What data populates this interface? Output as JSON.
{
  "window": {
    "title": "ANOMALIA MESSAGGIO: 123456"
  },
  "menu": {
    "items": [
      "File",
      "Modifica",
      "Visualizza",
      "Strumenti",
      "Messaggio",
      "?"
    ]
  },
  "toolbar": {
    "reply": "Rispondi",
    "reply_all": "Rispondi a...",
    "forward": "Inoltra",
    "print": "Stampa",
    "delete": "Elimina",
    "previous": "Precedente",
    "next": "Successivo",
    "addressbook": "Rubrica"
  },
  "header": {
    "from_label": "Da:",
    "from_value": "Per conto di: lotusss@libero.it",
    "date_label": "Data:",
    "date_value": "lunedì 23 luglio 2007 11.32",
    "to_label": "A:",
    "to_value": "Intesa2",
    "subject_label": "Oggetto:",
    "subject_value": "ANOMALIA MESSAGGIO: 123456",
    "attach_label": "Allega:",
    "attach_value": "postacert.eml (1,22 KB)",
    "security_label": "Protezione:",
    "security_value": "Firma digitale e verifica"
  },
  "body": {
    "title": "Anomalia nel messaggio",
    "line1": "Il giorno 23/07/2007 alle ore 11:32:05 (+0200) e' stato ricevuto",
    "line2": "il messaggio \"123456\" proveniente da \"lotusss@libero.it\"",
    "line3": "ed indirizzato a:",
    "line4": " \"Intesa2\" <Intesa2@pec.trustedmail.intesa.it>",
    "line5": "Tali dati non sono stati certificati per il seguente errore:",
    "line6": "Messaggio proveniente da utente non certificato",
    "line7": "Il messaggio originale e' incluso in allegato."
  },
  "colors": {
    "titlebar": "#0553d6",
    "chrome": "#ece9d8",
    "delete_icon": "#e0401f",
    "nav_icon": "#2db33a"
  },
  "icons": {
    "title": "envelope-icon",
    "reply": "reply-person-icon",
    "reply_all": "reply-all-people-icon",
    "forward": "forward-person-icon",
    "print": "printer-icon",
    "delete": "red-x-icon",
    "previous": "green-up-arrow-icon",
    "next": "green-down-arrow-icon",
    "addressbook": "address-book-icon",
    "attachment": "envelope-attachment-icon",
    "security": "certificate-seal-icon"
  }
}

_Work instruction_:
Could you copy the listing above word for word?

_Problem solution_:
What data populates this interface? Output as JSON.
{
  "window": {
    "title": "ANOMALIA MESSAGGIO: 123456"
  },
  "menu": {
    "items": [
      "File",
      "Modifica",
      "Visualizza",
      "Strumenti",
      "Messaggio",
      "?"
    ]
  },
  "toolbar": {
    "reply": "Rispondi",
    "reply_all": "Rispondi a...",
    "forward": "Inoltra",
    "print": "Stampa",
    "delete": "Elimina",
    "previous": "Precedente",
    "next": "Successivo",
    "addressbook": "Rubrica"
  },
  "header": {
    "from_label": "Da:",
    "from_value": "Per conto di: lotusss@libero.it",
    "date_label": "Data:",
    "date_value": "lunedì 23 luglio 2007 11.32",
    "to_label": "A:",
    "to_value": "Intesa2",
    "subject_label": "Oggetto:",
    "subject_value": "ANOMALIA MESSAGGIO: 123456",
    "attach_label": "Allega:",
    "attach_value": "postacert.eml (1,22 KB)",
    "security_label": "Protezione:",
    "security_value": "Firma digitale e verifica"
  },
  "body": {
    "title": "Anomalia nel messaggio",
    "line1": "Il giorno 23/07/2007 alle ore 11:32:05 (+0200) e' stato ricevuto",
    "line2": "il messaggio \"123456\" proveniente da \"lotusss@libero.it\"",
    "line3": "ed indirizzato a:",
    "line4": " \"Intesa2\" <Intesa2@pec.trustedmail.intesa.it>",
    "line5": "Tali dati non sono stati certificati per il seguente errore:",
    "line6": "Messaggio proveniente da utente non certificato",
    "line7": "Il messaggio originale e' incluso in allegato."
  },
  "colors": {
    "titlebar": "#0553d6",
    "chrome": "#ece9d8",
    "delete_icon": "#e0401f",
    "nav_icon": "#2db33a"
  },
  "icons": {
    "title": "envelope-icon",
    "reply": "reply-person-icon",
    "reply_all": "reply-all-people-icon",
    "forward": "forward-person-icon",
    "print": "printer-icon",
    "delete": "red-x-icon",
    "previous": "green-up-arrow-icon",
    "next": "green-down-arrow-icon",
    "addressbook": "address-book-icon",
    "attachment": "envelope-attachment-icon",
    "security": "certificate-seal-icon"
  }
}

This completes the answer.